[Task goal] Please copy every line from the following entries in which the word "created" appears.

+++ Supplied data +++

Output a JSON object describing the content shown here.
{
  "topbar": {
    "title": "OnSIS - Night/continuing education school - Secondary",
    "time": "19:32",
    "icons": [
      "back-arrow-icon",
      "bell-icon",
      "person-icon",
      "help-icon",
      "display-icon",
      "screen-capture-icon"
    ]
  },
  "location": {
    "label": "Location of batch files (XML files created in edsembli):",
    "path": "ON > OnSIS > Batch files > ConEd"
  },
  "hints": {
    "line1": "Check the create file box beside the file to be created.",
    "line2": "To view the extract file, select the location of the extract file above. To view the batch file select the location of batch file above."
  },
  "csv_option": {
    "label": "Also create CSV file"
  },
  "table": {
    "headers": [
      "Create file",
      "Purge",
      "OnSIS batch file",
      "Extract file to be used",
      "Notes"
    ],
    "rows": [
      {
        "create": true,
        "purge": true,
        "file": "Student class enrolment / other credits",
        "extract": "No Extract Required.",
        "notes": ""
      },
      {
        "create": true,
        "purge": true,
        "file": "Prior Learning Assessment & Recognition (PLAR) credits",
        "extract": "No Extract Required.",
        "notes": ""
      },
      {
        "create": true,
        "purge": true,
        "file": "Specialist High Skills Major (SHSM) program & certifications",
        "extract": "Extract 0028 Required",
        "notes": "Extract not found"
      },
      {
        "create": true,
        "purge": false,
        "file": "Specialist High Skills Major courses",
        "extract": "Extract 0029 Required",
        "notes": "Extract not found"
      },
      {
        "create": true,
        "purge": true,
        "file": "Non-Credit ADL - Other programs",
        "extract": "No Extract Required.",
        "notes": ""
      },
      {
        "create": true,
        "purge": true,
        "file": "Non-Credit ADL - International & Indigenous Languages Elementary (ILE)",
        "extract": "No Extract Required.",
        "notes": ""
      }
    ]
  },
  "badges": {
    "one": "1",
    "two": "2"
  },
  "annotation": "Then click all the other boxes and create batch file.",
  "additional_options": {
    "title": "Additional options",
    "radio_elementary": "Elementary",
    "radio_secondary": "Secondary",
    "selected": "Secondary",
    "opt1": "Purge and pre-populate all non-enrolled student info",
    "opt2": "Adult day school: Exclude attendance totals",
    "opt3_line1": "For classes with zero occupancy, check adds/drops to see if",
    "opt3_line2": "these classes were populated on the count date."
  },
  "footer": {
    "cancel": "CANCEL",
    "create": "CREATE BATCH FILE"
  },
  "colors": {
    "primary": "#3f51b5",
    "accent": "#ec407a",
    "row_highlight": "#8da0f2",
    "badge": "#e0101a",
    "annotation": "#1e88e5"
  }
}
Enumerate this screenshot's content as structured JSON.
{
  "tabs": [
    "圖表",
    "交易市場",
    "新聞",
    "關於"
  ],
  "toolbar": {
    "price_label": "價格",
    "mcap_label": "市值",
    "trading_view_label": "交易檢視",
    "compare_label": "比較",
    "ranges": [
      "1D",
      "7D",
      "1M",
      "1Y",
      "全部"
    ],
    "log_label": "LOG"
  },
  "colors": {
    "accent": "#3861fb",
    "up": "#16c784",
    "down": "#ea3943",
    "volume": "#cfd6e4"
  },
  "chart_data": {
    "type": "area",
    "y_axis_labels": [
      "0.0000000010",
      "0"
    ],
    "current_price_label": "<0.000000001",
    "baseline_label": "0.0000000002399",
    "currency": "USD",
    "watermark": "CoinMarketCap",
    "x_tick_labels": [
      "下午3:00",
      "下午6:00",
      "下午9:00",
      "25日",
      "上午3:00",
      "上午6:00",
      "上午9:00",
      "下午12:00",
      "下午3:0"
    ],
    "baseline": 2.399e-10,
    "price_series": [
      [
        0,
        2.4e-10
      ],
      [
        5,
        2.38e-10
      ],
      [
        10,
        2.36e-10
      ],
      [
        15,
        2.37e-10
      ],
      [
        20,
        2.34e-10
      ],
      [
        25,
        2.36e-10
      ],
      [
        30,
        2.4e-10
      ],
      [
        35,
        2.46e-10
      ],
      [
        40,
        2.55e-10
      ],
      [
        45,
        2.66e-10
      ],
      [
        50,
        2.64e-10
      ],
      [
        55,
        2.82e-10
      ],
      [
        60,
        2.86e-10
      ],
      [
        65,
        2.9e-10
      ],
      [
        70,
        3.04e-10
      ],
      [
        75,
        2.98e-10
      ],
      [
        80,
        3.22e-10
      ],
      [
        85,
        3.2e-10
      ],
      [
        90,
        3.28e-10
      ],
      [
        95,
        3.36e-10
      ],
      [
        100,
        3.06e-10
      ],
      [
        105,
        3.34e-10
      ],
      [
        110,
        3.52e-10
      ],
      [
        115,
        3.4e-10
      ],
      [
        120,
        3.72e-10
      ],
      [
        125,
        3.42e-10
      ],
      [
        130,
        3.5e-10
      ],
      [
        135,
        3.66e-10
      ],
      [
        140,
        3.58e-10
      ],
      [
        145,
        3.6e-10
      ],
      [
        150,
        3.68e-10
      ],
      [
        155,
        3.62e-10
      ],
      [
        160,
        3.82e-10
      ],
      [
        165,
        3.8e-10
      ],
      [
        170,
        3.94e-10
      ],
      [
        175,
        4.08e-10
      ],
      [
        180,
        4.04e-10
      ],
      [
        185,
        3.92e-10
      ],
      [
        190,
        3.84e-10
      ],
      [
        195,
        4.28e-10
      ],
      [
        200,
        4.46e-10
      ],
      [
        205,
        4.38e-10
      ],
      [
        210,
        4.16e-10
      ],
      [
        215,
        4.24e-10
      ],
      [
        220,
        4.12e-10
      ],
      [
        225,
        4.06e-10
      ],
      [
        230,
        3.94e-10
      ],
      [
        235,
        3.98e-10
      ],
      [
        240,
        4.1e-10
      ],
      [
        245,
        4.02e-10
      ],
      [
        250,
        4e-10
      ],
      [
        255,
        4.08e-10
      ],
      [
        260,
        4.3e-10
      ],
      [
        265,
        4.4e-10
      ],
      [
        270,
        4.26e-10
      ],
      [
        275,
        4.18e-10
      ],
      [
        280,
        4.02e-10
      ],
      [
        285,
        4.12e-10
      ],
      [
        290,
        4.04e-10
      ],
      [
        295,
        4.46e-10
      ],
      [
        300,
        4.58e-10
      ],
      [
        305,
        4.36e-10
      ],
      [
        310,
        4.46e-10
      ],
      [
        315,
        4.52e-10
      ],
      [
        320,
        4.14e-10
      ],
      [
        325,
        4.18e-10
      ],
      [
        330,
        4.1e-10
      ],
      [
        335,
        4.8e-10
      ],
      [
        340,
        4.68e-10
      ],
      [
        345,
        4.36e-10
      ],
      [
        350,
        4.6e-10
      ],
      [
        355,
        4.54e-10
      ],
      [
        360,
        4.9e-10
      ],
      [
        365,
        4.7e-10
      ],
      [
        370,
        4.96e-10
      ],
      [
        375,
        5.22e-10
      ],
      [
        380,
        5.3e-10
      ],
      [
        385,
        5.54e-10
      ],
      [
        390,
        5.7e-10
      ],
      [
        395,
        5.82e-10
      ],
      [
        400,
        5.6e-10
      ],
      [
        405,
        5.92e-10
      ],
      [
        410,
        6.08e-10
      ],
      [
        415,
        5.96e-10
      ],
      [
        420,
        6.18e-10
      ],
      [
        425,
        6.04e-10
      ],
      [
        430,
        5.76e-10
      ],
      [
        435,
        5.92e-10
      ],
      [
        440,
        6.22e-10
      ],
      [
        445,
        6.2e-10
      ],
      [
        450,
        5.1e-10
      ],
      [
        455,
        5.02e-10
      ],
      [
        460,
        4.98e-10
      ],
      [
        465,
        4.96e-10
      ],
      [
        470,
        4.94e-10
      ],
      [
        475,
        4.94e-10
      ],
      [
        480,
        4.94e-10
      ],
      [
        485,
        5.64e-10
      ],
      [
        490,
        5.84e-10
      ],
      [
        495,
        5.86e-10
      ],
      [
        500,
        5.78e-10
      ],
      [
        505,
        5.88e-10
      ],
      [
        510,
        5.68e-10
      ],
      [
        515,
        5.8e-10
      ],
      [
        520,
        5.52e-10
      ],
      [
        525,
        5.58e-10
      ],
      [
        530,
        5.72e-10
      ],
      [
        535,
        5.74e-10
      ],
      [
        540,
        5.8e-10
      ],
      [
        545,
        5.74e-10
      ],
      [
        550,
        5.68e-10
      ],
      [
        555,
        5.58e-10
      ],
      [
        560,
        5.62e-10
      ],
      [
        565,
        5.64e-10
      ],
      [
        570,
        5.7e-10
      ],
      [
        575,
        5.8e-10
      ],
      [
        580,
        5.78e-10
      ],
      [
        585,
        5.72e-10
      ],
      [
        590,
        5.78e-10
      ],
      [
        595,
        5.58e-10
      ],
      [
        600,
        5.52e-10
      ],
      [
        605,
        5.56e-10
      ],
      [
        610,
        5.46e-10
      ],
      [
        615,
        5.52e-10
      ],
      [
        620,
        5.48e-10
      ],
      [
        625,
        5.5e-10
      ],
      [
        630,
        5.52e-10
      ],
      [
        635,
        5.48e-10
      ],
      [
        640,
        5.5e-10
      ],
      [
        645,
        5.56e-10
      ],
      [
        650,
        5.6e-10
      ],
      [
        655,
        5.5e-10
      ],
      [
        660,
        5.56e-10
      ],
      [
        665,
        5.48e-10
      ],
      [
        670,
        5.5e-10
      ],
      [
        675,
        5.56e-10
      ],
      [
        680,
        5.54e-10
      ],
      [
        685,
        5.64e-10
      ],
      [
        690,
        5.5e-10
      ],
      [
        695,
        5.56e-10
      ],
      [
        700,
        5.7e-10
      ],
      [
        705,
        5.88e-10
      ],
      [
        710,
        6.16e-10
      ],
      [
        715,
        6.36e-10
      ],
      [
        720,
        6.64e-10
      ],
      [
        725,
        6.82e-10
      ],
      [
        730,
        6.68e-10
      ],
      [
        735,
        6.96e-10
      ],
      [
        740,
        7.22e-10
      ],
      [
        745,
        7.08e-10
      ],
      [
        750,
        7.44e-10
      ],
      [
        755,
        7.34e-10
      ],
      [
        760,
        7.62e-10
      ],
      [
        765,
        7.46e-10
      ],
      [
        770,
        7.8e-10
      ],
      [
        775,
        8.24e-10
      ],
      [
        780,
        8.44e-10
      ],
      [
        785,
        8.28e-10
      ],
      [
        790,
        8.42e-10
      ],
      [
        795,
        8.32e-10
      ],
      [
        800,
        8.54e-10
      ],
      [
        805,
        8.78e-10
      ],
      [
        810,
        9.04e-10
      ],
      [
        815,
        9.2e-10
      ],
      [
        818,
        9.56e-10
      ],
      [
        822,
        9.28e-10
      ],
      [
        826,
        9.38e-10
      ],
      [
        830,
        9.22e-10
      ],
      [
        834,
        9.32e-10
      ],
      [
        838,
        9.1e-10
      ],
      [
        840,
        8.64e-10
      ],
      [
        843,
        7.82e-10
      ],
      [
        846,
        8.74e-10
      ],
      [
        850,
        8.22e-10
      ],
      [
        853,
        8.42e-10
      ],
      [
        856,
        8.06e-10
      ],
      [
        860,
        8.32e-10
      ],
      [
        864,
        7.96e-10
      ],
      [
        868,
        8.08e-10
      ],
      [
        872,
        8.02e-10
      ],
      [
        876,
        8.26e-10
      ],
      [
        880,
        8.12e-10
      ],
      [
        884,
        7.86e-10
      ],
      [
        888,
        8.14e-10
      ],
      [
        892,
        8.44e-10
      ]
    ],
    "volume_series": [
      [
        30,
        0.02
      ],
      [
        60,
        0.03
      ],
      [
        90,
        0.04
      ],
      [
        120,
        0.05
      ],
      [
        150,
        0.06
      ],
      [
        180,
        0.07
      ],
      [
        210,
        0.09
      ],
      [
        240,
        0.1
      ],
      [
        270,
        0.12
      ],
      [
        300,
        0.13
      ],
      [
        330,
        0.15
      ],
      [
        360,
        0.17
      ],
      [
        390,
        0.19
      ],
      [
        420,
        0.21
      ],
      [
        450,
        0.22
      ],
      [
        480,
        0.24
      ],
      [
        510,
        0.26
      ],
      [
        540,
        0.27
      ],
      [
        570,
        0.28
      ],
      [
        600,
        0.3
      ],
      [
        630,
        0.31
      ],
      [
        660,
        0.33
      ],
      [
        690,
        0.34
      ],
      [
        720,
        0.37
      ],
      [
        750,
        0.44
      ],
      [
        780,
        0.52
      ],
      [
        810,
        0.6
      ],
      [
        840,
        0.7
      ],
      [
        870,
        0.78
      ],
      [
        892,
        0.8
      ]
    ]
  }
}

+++

[Exercise solution]
    "label": "Location of batch files (XML files created in edsembli):",
    "line1": "Check the create file box beside the file to be created.",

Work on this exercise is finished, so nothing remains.